The Burke-class destroyer also carries the Light Airborne Multipurpose System (LAMPS) helicopter for anti-submarine and anti-ship warfare. The ship itself has an active sonar, a towed sonar array, and Harpoon missile launchers.

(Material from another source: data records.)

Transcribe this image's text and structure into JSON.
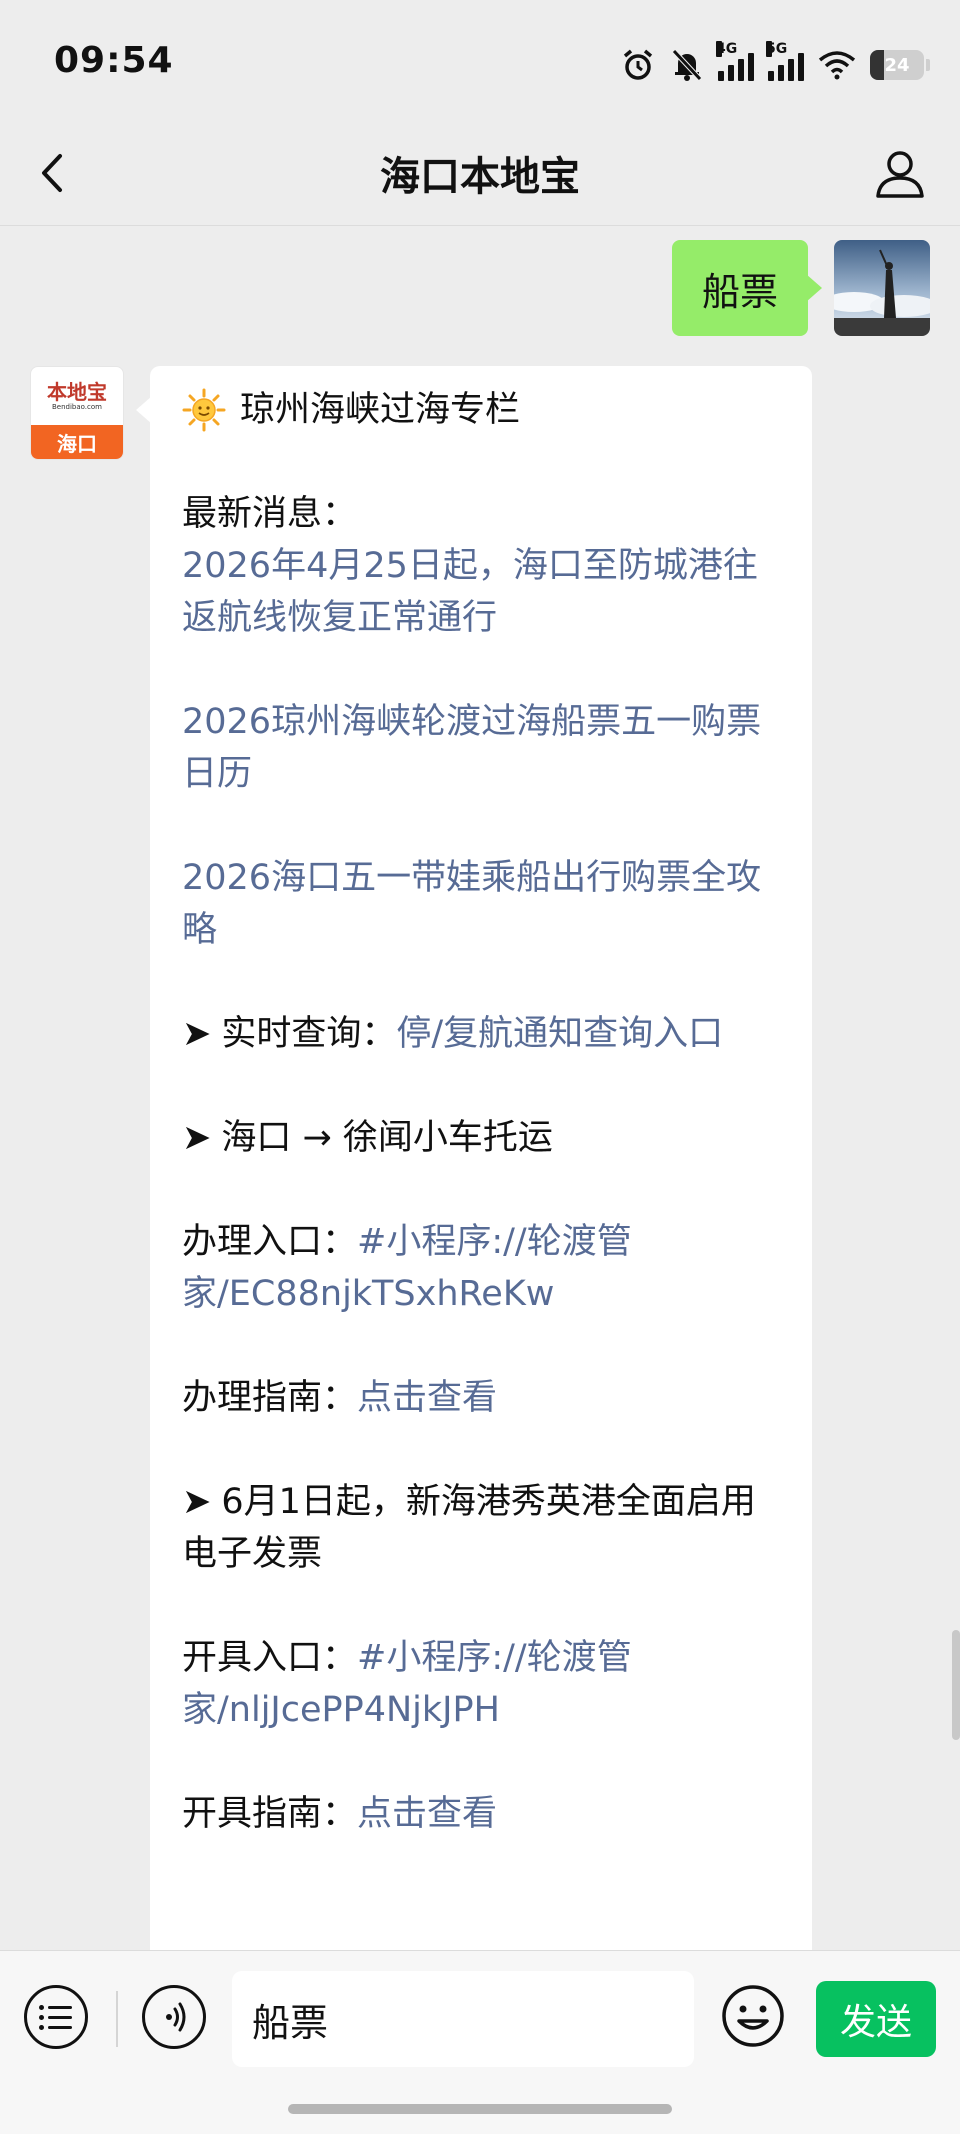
{
  "status_bar": {
    "time": "09:54",
    "signal_1_label": "4G",
    "signal_2_label": "5G",
    "battery_level": "24",
    "icons": [
      "alarm-icon",
      "mute-icon",
      "signal-4g-icon",
      "signal-5g-icon",
      "wifi-icon",
      "battery-icon"
    ]
  },
  "nav": {
    "title": "海口本地宝",
    "back_icon": "chevron-left-icon",
    "profile_icon": "person-icon"
  },
  "chat": {
    "sent_message": "船票",
    "sender_avatar": {
      "brand_text": "本地宝",
      "site_text": "Bendibao.com",
      "city_text": "海口"
    },
    "received": {
      "title": "琼州海峡过海专栏",
      "latest_label": "最新消息：",
      "links": [
        "2026年4月25日起，海口至防城港往返航线恢复正常通行",
        "2026琼州海峡轮渡过海船票五一购票日历",
        "2026海口五一带娃乘船出行购票全攻略"
      ],
      "arrow_symbol": "➤",
      "realtime_label": "实时查询：",
      "realtime_link": "停/复航通知查询入口",
      "transport_heading": "海口 → 徐闻小车托运",
      "handle_entry_label": "办理入口：",
      "handle_entry_link": "#小程序://轮渡管家/EC88njkTSxhReKw",
      "handle_guide_label": "办理指南：",
      "handle_guide_link": "点击查看",
      "invoice_heading": "6月1日起，新海港秀英港全面启用电子发票",
      "invoice_entry_label": "开具入口：",
      "invoice_entry_link": "#小程序://轮渡管家/nljJcePP4NjkJPH",
      "invoice_guide_label": "开具指南：",
      "invoice_guide_link": "点击查看"
    }
  },
  "input_bar": {
    "input_value": "船票",
    "send_label": "发送",
    "icons": [
      "menu-list-icon",
      "voice-icon",
      "emoji-icon"
    ]
  },
  "colors": {
    "sent_bubble": "#95ec69",
    "link": "#576b95",
    "send_button": "#07c160",
    "background": "#ededed",
    "brand_orange": "#f26522"
  }
}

The Nav operates 62 Burke-class destroyers, and six more were under construction or under contract until Monday's new order. For this contract Bath Iron Works will do the work in Bath and Brunswick, Maine; Cincinnati; Walpole, Mass.; South Portland, Maine; York, Pa.; Charlottesville, Va.; Coatesville, Pa.; Erie, Pa.; and other locations, and should be finished by July 2023.